[App and web page records]
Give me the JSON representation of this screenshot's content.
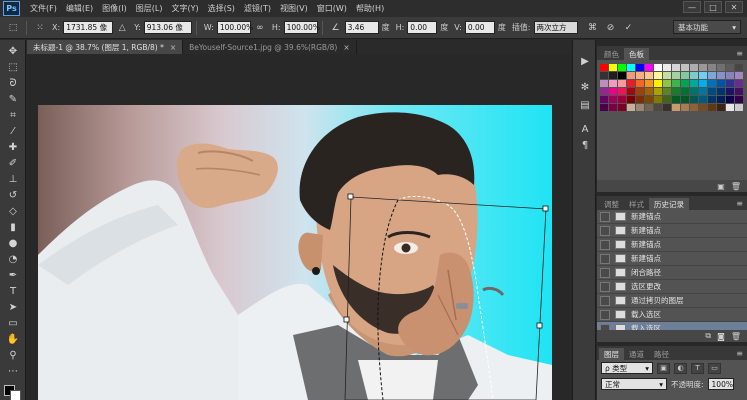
{
  "app": {
    "logo": "Ps"
  },
  "menu": [
    "文件(F)",
    "编辑(E)",
    "图像(I)",
    "图层(L)",
    "文字(Y)",
    "选择(S)",
    "滤镜(T)",
    "视图(V)",
    "窗口(W)",
    "帮助(H)"
  ],
  "window_controls": {
    "minimize": "—",
    "maximize": "□",
    "close": "✕"
  },
  "options": {
    "x_label": "X:",
    "x_value": "1731.85 像",
    "y_label": "Y:",
    "y_value": "913.06 像",
    "w_label": "W:",
    "w_value": "100.00%",
    "h_label": "H:",
    "h_value": "100.00%",
    "angle_value": "3.46",
    "angle_unit": "度",
    "hskew_label": "H:",
    "hskew_value": "0.00",
    "hskew_unit": "度",
    "vskew_label": "V:",
    "vskew_value": "0.00",
    "vskew_unit": "度",
    "interp_label": "插值:",
    "interp_value": "两次立方",
    "workspace": "基本功能"
  },
  "tabs": [
    {
      "label": "未标题-1 @ 38.7% (图层 1, RGB/8) *",
      "close": "×"
    },
    {
      "label": "BeYouself-Source1.jpg @ 39.6%(RGB/8)",
      "close": "×"
    }
  ],
  "swatches_panel": {
    "tabs": [
      "颜色",
      "色板"
    ]
  },
  "history_panel": {
    "tabs": [
      "调整",
      "样式",
      "历史记录"
    ],
    "items": [
      "新建锚点",
      "新建锚点",
      "新建锚点",
      "新建锚点",
      "闭合路径",
      "选区更改",
      "通过拷贝的图层",
      "载入选区",
      "载入选区"
    ]
  },
  "layers_panel": {
    "tabs": [
      "图层",
      "通道",
      "路径"
    ],
    "kind_label": "ρ 类型",
    "blend_mode": "正常",
    "opacity_label": "不透明度:",
    "opacity_value": "100%"
  },
  "swatch_colors": [
    "#ff0000",
    "#ffff00",
    "#00ff00",
    "#00ffff",
    "#0000ff",
    "#ff00ff",
    "#ffffff",
    "#ebebeb",
    "#d6d6d6",
    "#c2c2c2",
    "#adadad",
    "#999999",
    "#858585",
    "#707070",
    "#5c5c5c",
    "#474747",
    "#333333",
    "#1f1f1f",
    "#000000",
    "#f7977a",
    "#f9ad81",
    "#fdc68a",
    "#fff79a",
    "#c4df9b",
    "#a2d39c",
    "#82ca9d",
    "#7bcdc8",
    "#6ecff6",
    "#7ea7d8",
    "#8493ca",
    "#8882be",
    "#a187be",
    "#bc8dbf",
    "#f49ac2",
    "#f6989d",
    "#ed1c24",
    "#f26522",
    "#f7941d",
    "#fff200",
    "#8dc63f",
    "#39b54a",
    "#00a651",
    "#00a99d",
    "#00aeef",
    "#0072bc",
    "#0054a6",
    "#2e3192",
    "#662d91",
    "#92278f",
    "#ec008c",
    "#ed145b",
    "#9e0b0f",
    "#a0410d",
    "#a36209",
    "#aba000",
    "#598527",
    "#197b30",
    "#007236",
    "#00746b",
    "#0076a3",
    "#004a80",
    "#003471",
    "#1b1464",
    "#440e62",
    "#630460",
    "#9e005d",
    "#9e0039",
    "#790000",
    "#7b2e00",
    "#7d4900",
    "#827b00",
    "#406618",
    "#005e20",
    "#005826",
    "#005952",
    "#005b7f",
    "#003663",
    "#002157",
    "#0d004c",
    "#32004b",
    "#4b0049",
    "#7b0046",
    "#7a0026",
    "#c7b299",
    "#998675",
    "#736357",
    "#534741",
    "#37302d",
    "#c69c6d",
    "#a67c52",
    "#8c6239",
    "#754c24",
    "#603913",
    "#3c2415",
    "#e6e6e6",
    "#cccccc"
  ]
}
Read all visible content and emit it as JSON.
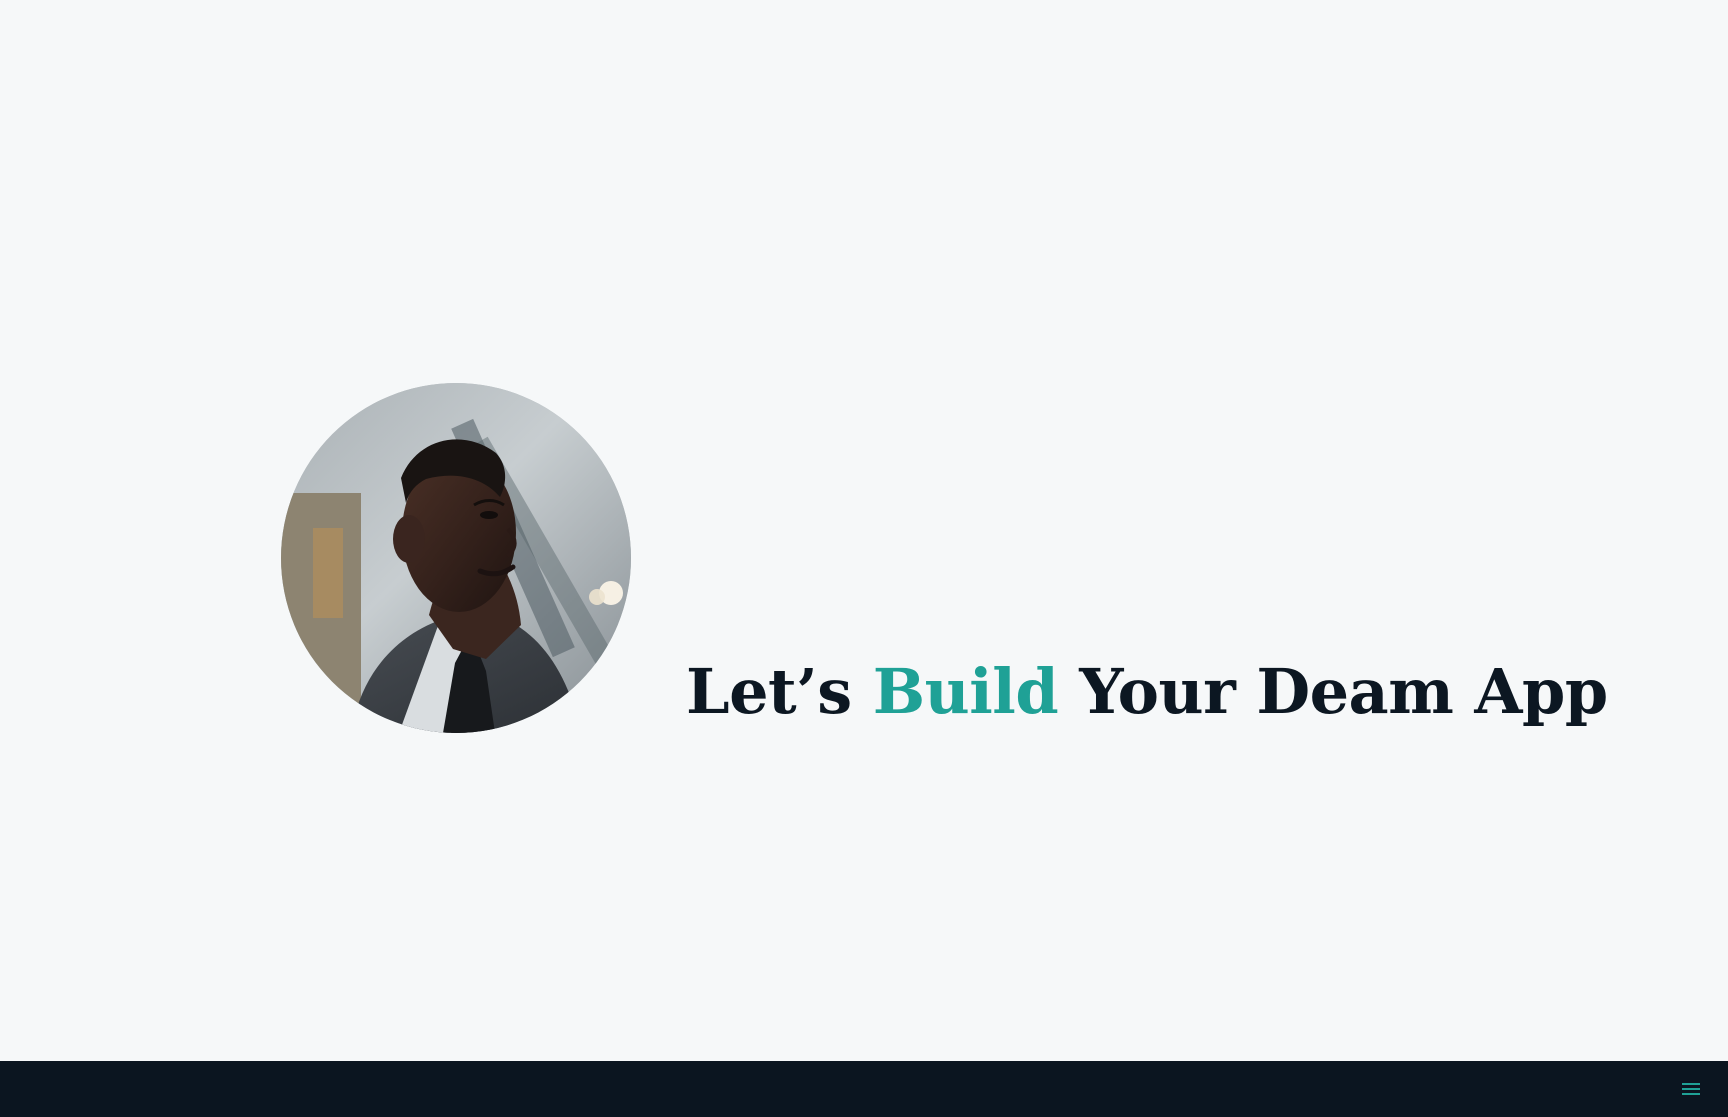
{
  "hero": {
    "headline_part1": "Let’s ",
    "headline_accent": "Build",
    "headline_part2": " Your Deam App",
    "accent_color": "#1fa196",
    "text_color": "#0c1722"
  },
  "colors": {
    "background": "#f6f8f9",
    "footer_background": "#0b1520",
    "menu_icon": "#1fa196"
  },
  "footer": {
    "menu_icon_name": "hamburger-menu-icon"
  }
}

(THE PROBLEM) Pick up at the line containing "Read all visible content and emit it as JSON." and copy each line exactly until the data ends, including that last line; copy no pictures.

(RESPONSE TO THE TASK)
Read all visible content and emit it as JSON.
{
  "hero": {
    "headline_part1": "Let’s ",
    "headline_accent": "Build",
    "headline_part2": " Your Deam App",
    "accent_color": "#1fa196",
    "text_color": "#0c1722"
  },
  "colors": {
    "background": "#f6f8f9",
    "footer_background": "#0b1520",
    "menu_icon": "#1fa196"
  },
  "footer": {
    "menu_icon_name": "hamburger-menu-icon"
  }
}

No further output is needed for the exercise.